Some San Joaquin Valley farmers had a tough row to hoe Wednesday as Supreme Court justices showed skepticism over the farmers' bid to sue the federal government.
WASHINGTON Some San Joaquin Valley farmers had a tough row to hoe Wednesday as Supreme Court justices showed skepticism over the farmers' bid to sue the federal government.
The roughly two dozen Westlands Water District farmers and farming partnerships want money for undelivered irrigation water. It could add up to millions of dollars. But because the district already had settled its own suit against the government, the farmers first require a judicial green light in order to sue on their own.
The result could be a legal and administrative mess, some justices suggested.
"The whole point of the districts is to make it easier for the government to deal with the farmers," Justice Anthony Kennedy said, cautioning that allowing individual lawsuits would "undermine efficiency."
Justice John Paul Stevens likewise noted that "the government probably thought it would be efficient for the district to represent all the farms," rather than allow dissident farmers to challenge the government in court. Westlands' managers agree, though they've often fought the federal government on other fronts.
"How in the world are we going to be able to administer a water contract if at any given time, a (single) landowner is able to go into court?" Sacramento-based attorney Stuart Somach asked on Westlands' behalf during the hourlong oral argument Wednesday.
But the individual farmers maintain that having lost both water and money, they deserve a chance to seek compensation. By one estimate, some $32 million could be on the table for Francis Orff and the other farmers.
"The United States breached the (irrigation) contract. The United States cut the water and doubled the charge," said William Smiland, the Los Angeles-based attorney for Orff and the other farmers. "My clients have suffered massive losses. We should have a forum, a remedy and our day in court."
Now in his 80s, Orff began farming about 800 acres in the Westlands Water District in the years following World War II. Like others in the 600,000-acre Westlands district -- the nation's largest -- he was unhappy when the federal government began cutting irrigation deliveries in order to preserve endangered species.
Under the 1992 Central Valley Project Improvement Act, more than 1 million acre-feet of water was diverted away from farms and into environmental protection.
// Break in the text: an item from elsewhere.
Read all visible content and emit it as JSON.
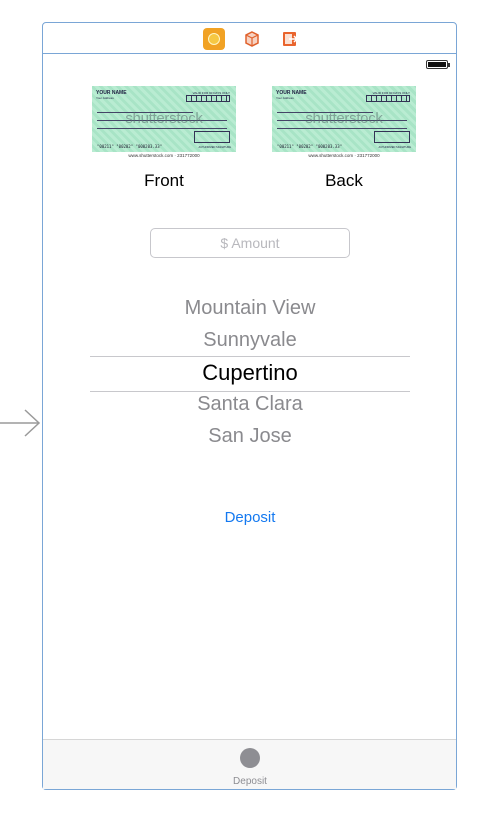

Westlands and other water districts sued, adding their lawsuit to the long string of legal challenges that have dogged Western water decisions.
In 1995, Westlands dropped its lawsuit as part of the newly adopted Cal-Fed program emphasizing state and federal collaboration on solving water problems. Orff and his allies, who represent only a small fraction of the entire Westlands district, chose to press on. "We would have hoped the district would keep going," Smiland said.
Although the federal government is customarily immune from lawsuits, the 1982 Reclamation Reform Act permitted some suits over water contracts. The legal question facing the court Wednesday was whether the individual farmers can be considered "intended third-party beneficiaries" of the Westlands water contract and thus eligible to sue through the waiver of sovereign immunity granted under the 1982 law.
"We don't give a broad construction to waivers of sovereign immunity," Justice Sandra Day O'Connor cautioned.
Associate Solicitor General Jeffrey Minear, representing the Bush administration, added that the water contract was "rendered to Westlands" rather than individual farmers, and that it was Westlands that had "the authority to act on behalf of all of its members."
The one justice who sounded sympathetic to the farmers' position was Justice Antonin Scalia. Other justices wondered why the case wasn't simply brought in the U.S. Court of Federal Claims, where judges have previously issued million-dollar awards to aggrieved farmers.
Source: Knight Ridder/Tribune Business News